Consequently, the Courts, both in India and England, if circumstances demanded so, have lifted corporate veil and identified the company with its members. In other words, the Courts, in compelling situations, ignored all the conceptions of the corporate personality and hold the directors and shareholders personally liable. This is known as lifting or piercing the corporate veil.

Circumstances in which the Court can lift the Corporate Veil

According to Palmer, there are seven instances where the corporate veil or the legal personality can be lifted or pierced by the Court. In those circumstances, the corporate veil cannot give any protection to the directors. The following are the instances in which the corporate veil can be lifted.

1. When Company tries to avoid Legal Obligations: When the corporate personality is used to avoid any legal obligation, the Court can disregard the legal personality and can identify with its members. In other words, the Court can hold the shareholders with unlimited liability.

2. Where the Character of the Company is to be Determined: In case doubt arises, that a company is owned or controlled by enemies of another country, the Courts, at their discretion, ignore the corporate fiction and examine the persons who exercise de facto (real) control over the affairs of the company.

To carry on business with an alien enemy is against public policy and hence Courts should not allow the corporate veil to conceal the identity of persons who are alien enemies. This proposition shall apply even if the company is incorporated in the same country.

3. Where a Fraud is Suspected: The corporate entity may also be disregarded where the veil is used for some fraudulent purpose or defeating the claims of the creditors.

4. Where it is essential to Protect the Interest of the Revenue: The Courts are also empowered to pierce the corporate shell if it is used for avoiding tax obligations. The Courts can break through the corporate veil, only when the sole object of its formation is tax evasion.

In other words, the Courts can disregard the corporate entity where it is essential to safeguard the interest of the revenue. But the shareholders on their own accord cannot consider themselves identical with the company.

5. Where the Company Acts as an Agent: A company may sometimes act as an agent or trustee of its members or of another company. In those circumstances, such company is deemed to have lost its individuality and shall be identified with its members.

6. Avoidance of Welfare Legislation: Avoidance of welfare legislation is as common as the avoidance of taxation. It is the duty of the Court in such cases to get behind the smoke screen and discover the true state of affairs.

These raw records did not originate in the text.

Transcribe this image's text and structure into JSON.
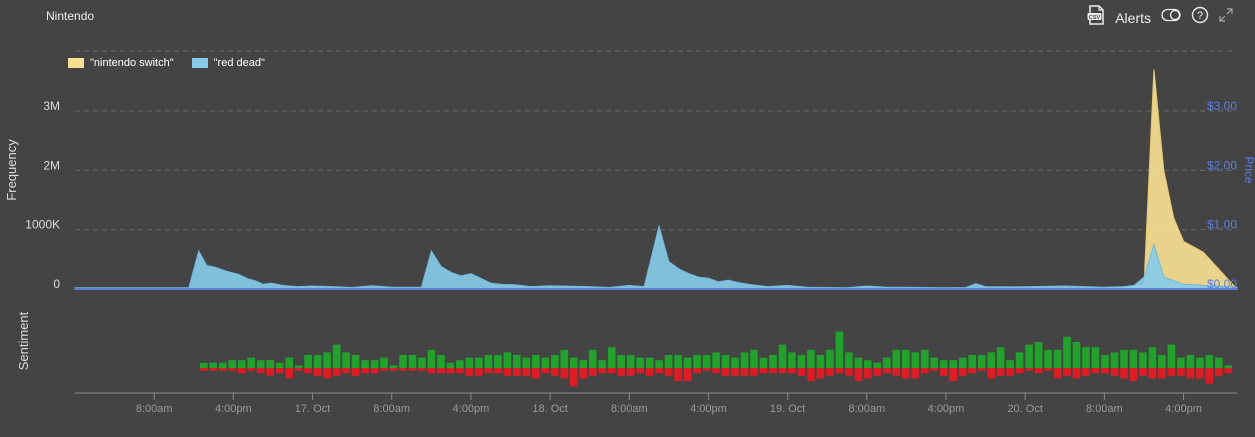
{
  "header": {
    "title": "Nintendo",
    "alerts_label": "Alerts"
  },
  "icons": {
    "csv": "csv-download-icon",
    "toggle": "toggle-icon",
    "help": "help-icon",
    "expand": "expand-icon"
  },
  "colors": {
    "nintendo": "#f7df90",
    "reddead": "#86cbe8",
    "price": "#5b7fe0",
    "positive": "#1fa329",
    "negative": "#e01b24"
  },
  "chart_data": [
    {
      "type": "area",
      "ylabel": "Frequency",
      "y2label": "Price",
      "yticks": [
        "0",
        "1000K",
        "2M",
        "3M"
      ],
      "ylim": [
        0,
        3000000
      ],
      "y2ticks": [
        "$0.00",
        "$1.00",
        "$2.00",
        "$3.00"
      ],
      "y2lim": [
        0,
        3
      ],
      "legend_position": "top-left",
      "grid": true,
      "xticks": [
        "8:00am",
        "4:00pm",
        "17. Oct",
        "8:00am",
        "4:00pm",
        "18. Oct",
        "8:00am",
        "4:00pm",
        "19. Oct",
        "8:00am",
        "4:00pm",
        "20. Oct",
        "8:00am",
        "4:00pm"
      ],
      "xtick_hours": [
        8,
        16,
        24,
        32,
        40,
        48,
        56,
        64,
        72,
        80,
        88,
        96,
        104,
        112
      ],
      "xlim_hours": [
        0,
        117.4
      ],
      "series": [
        {
          "name": "\"nintendo switch\"",
          "points": [
            [
              0,
              0
            ],
            [
              103,
              0
            ],
            [
              108,
              60000
            ],
            [
              109,
              3700000
            ],
            [
              110,
              2000000
            ],
            [
              111,
              1200000
            ],
            [
              112,
              800000
            ],
            [
              114,
              620000
            ],
            [
              117.4,
              0
            ]
          ]
        },
        {
          "name": "\"red dead\"",
          "points": [
            [
              0,
              20000
            ],
            [
              11.5,
              20000
            ],
            [
              12.5,
              640000
            ],
            [
              13.3,
              400000
            ],
            [
              14.3,
              360000
            ],
            [
              15.3,
              300000
            ],
            [
              16.5,
              250000
            ],
            [
              17.5,
              170000
            ],
            [
              18.2,
              140000
            ],
            [
              19,
              80000
            ],
            [
              19.8,
              100000
            ],
            [
              21,
              60000
            ],
            [
              22.5,
              40000
            ],
            [
              24,
              50000
            ],
            [
              26,
              40000
            ],
            [
              28,
              25000
            ],
            [
              30,
              55000
            ],
            [
              32,
              30000
            ],
            [
              35,
              30000
            ],
            [
              36,
              640000
            ],
            [
              37,
              380000
            ],
            [
              38,
              280000
            ],
            [
              39,
              220000
            ],
            [
              40,
              260000
            ],
            [
              41,
              180000
            ],
            [
              42,
              100000
            ],
            [
              43,
              80000
            ],
            [
              44.5,
              70000
            ],
            [
              46,
              40000
            ],
            [
              48,
              55000
            ],
            [
              52,
              40000
            ],
            [
              54,
              25000
            ],
            [
              56,
              60000
            ],
            [
              57.5,
              40000
            ],
            [
              59,
              1060000
            ],
            [
              60,
              460000
            ],
            [
              61,
              340000
            ],
            [
              62,
              260000
            ],
            [
              63,
              200000
            ],
            [
              64,
              180000
            ],
            [
              65,
              120000
            ],
            [
              66,
              150000
            ],
            [
              67,
              110000
            ],
            [
              68,
              80000
            ],
            [
              70,
              40000
            ],
            [
              72,
              60000
            ],
            [
              74,
              30000
            ],
            [
              78,
              20000
            ],
            [
              80,
              50000
            ],
            [
              82,
              30000
            ],
            [
              84,
              30000
            ],
            [
              86,
              25000
            ],
            [
              88,
              20000
            ],
            [
              90,
              25000
            ],
            [
              91,
              90000
            ],
            [
              92,
              40000
            ],
            [
              95,
              35000
            ],
            [
              100,
              50000
            ],
            [
              104,
              30000
            ],
            [
              106,
              40000
            ],
            [
              107,
              60000
            ],
            [
              108,
              200000
            ],
            [
              109,
              750000
            ],
            [
              110,
              200000
            ],
            [
              112,
              80000
            ],
            [
              117.4,
              30000
            ]
          ]
        }
      ]
    },
    {
      "type": "bar",
      "ylabel": "Sentiment",
      "series": [
        {
          "name": "positive",
          "values": [
            2,
            2,
            2,
            3,
            3,
            4,
            3,
            3,
            2,
            4,
            1,
            5,
            5,
            6,
            9,
            6,
            5,
            3,
            3,
            4,
            1,
            5,
            5,
            4,
            7,
            5,
            2,
            3,
            4,
            4,
            5,
            5,
            6,
            5,
            4,
            5,
            4,
            5,
            7,
            4,
            3,
            7,
            3,
            8,
            5,
            5,
            4,
            4,
            3,
            5,
            5,
            4,
            5,
            5,
            6,
            5,
            4,
            6,
            7,
            4,
            5,
            9,
            6,
            5,
            7,
            5,
            7,
            14,
            6,
            4,
            3,
            2,
            4,
            7,
            7,
            6,
            7,
            4,
            3,
            3,
            4,
            5,
            5,
            6,
            8,
            3,
            6,
            9,
            10,
            7,
            7,
            12,
            10,
            8,
            8,
            5,
            6,
            7,
            7,
            6,
            8,
            5,
            9,
            4,
            5,
            4,
            5,
            4,
            1
          ]
        },
        {
          "name": "negative",
          "values": [
            1,
            1,
            1,
            1,
            2,
            1,
            2,
            3,
            2,
            4,
            1,
            2,
            3,
            4,
            3,
            2,
            3,
            2,
            2,
            1,
            1,
            1,
            1,
            1,
            2,
            2,
            2,
            2,
            3,
            3,
            2,
            2,
            3,
            3,
            3,
            4,
            2,
            3,
            4,
            7,
            4,
            3,
            2,
            2,
            3,
            3,
            2,
            3,
            2,
            3,
            5,
            5,
            2,
            1,
            2,
            3,
            3,
            3,
            3,
            2,
            2,
            2,
            2,
            3,
            5,
            4,
            3,
            2,
            3,
            5,
            4,
            3,
            2,
            3,
            4,
            4,
            2,
            1,
            3,
            5,
            3,
            2,
            1,
            4,
            3,
            3,
            2,
            1,
            2,
            1,
            4,
            3,
            4,
            3,
            2,
            2,
            3,
            4,
            5,
            3,
            4,
            4,
            3,
            3,
            4,
            4,
            6,
            3,
            2
          ]
        }
      ]
    }
  ]
}
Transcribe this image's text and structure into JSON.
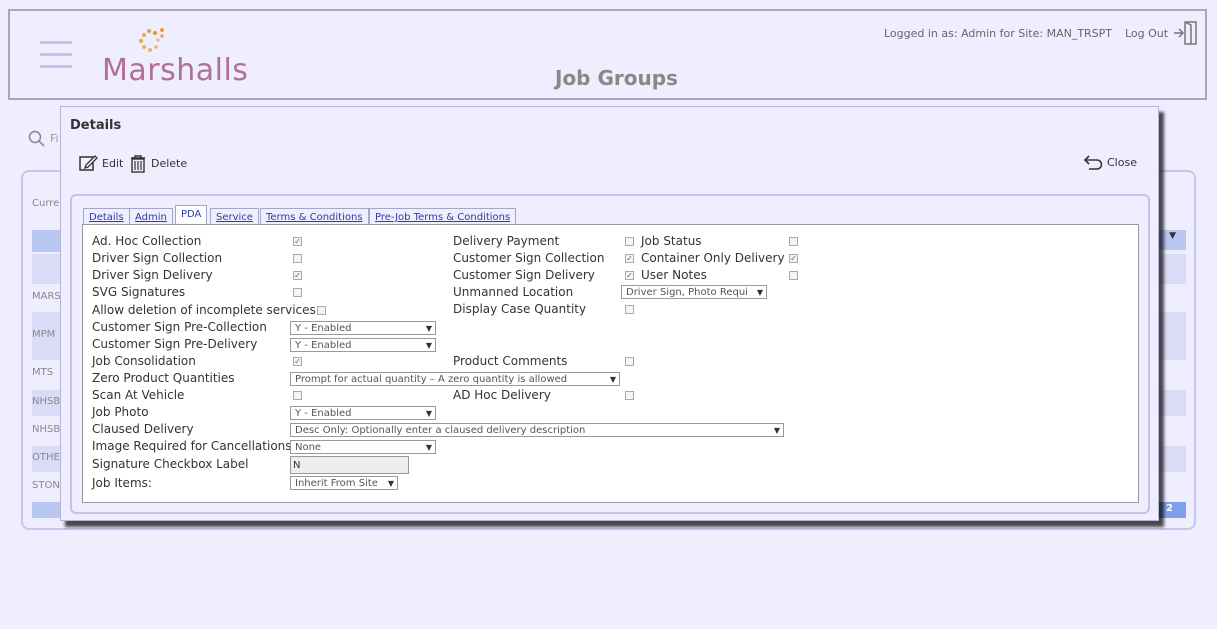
{
  "header": {
    "logo_text": "Marshalls",
    "page_title": "Job Groups",
    "logged_in": "Logged in as: Admin for Site: MAN_TRSPT",
    "logout_label": "Log Out"
  },
  "background": {
    "search_fragment": "Fi",
    "current_fragment": "Curre",
    "rows": [
      "MARS",
      "MPM",
      "MTS",
      "NHSB",
      "NHSB",
      "OTHE",
      "STON"
    ],
    "page_number": "2"
  },
  "modal": {
    "title": "Details",
    "edit_label": "Edit",
    "delete_label": "Delete",
    "close_label": "Close",
    "tabs": [
      "Details",
      "Admin",
      "PDA",
      "Service",
      "Terms & Conditions",
      "Pre-Job Terms & Conditions"
    ],
    "active_tab": "PDA"
  },
  "pda": {
    "left": [
      {
        "label": "Ad. Hoc Collection",
        "checked": true
      },
      {
        "label": "Driver Sign Collection",
        "checked": false
      },
      {
        "label": "Driver Sign Delivery",
        "checked": true
      },
      {
        "label": "SVG Signatures",
        "checked": false
      },
      {
        "label": "Allow deletion of incomplete services",
        "checked": false
      },
      {
        "label": "Customer Sign Pre-Collection",
        "select": "Y - Enabled"
      },
      {
        "label": "Customer Sign Pre-Delivery",
        "select": "Y - Enabled"
      },
      {
        "label": "Job Consolidation",
        "checked": true
      },
      {
        "label": "Zero Product Quantities",
        "select": "Prompt for actual quantity – A zero quantity is allowed"
      },
      {
        "label": "Scan At Vehicle",
        "checked": false
      },
      {
        "label": "Job Photo",
        "select": "Y - Enabled"
      },
      {
        "label": "Claused Delivery",
        "select": "Desc Only: Optionally enter a claused delivery description"
      },
      {
        "label": "Image Required for Cancellations",
        "select": "None"
      },
      {
        "label": "Signature Checkbox Label",
        "input": "N"
      },
      {
        "label": "Job Items:",
        "select": "Inherit From Site"
      }
    ],
    "middle": [
      {
        "label": "Delivery Payment",
        "checked": false
      },
      {
        "label": "Customer Sign Collection",
        "checked": true
      },
      {
        "label": "Customer Sign Delivery",
        "checked": true
      },
      {
        "label": "Unmanned Location",
        "select": "Driver Sign, Photo Requi"
      },
      {
        "label": "Display Case Quantity",
        "checked": false
      },
      {
        "label": "Product Comments",
        "checked": false
      },
      {
        "label": "AD Hoc Delivery",
        "checked": false
      }
    ],
    "right": [
      {
        "label": "Job Status",
        "checked": false
      },
      {
        "label": "Container Only Delivery",
        "checked": true
      },
      {
        "label": "User Notes",
        "checked": false
      }
    ]
  }
}
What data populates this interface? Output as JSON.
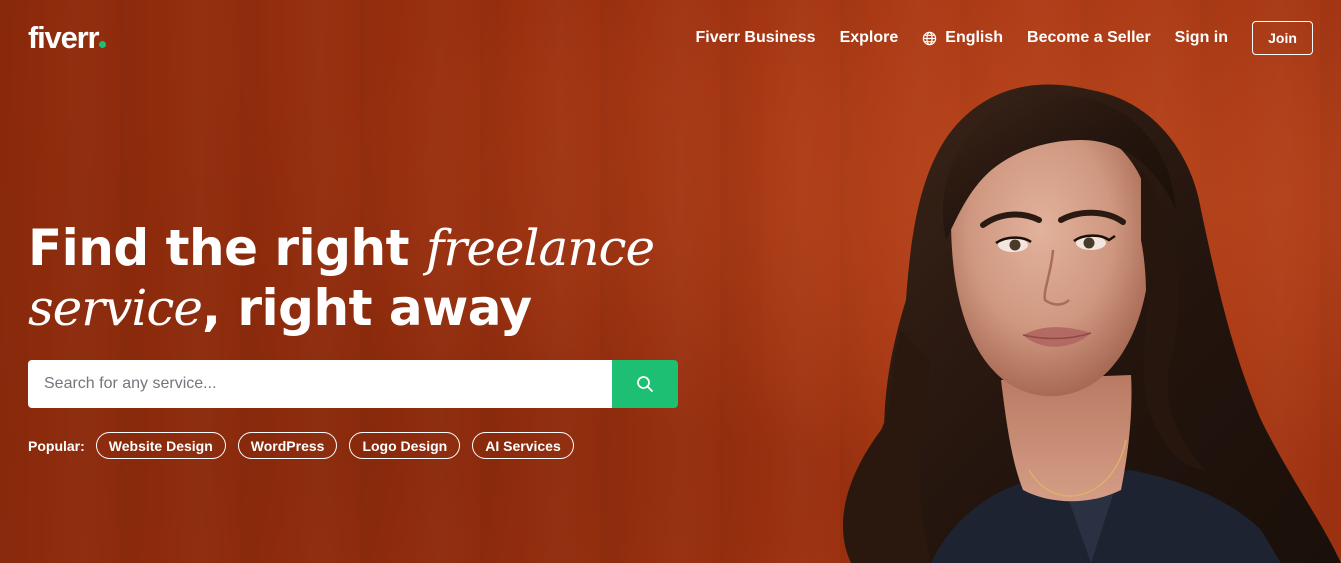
{
  "header": {
    "logo_text": "fiverr",
    "nav": {
      "business": "Fiverr Business",
      "explore": "Explore",
      "language": "English",
      "become_seller": "Become a Seller",
      "sign_in": "Sign in",
      "join": "Join"
    }
  },
  "hero": {
    "headline": {
      "part1": "Find the right ",
      "italic1": "freelance",
      "italic2": "service",
      "part2": ", right away"
    },
    "search": {
      "placeholder": "Search for any service..."
    },
    "popular": {
      "label": "Popular:",
      "tags": [
        "Website Design",
        "WordPress",
        "Logo Design",
        "AI Services"
      ]
    }
  },
  "colors": {
    "brand_green": "#1dbf73",
    "hero_background": "#9b300f",
    "text_white": "#ffffff"
  },
  "icons": {
    "language": "globe-icon",
    "search": "search-icon"
  }
}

7. Where the Company is a Clock: The Courts also lift the veil where a company is a mere cloak, which means to disguise or pretend.

8. Where the Welfare Legislation is Avoided: In case of avoidance of welfare legislation the Courts lift the corporate veil to get behind the smoke screen and discover the true state of affairs.

9. Where the Public Policy is to be Protected: The Courts invariably lift the corporate veil in order to protect the public policy and prevent transactions, which are contrary to public policy.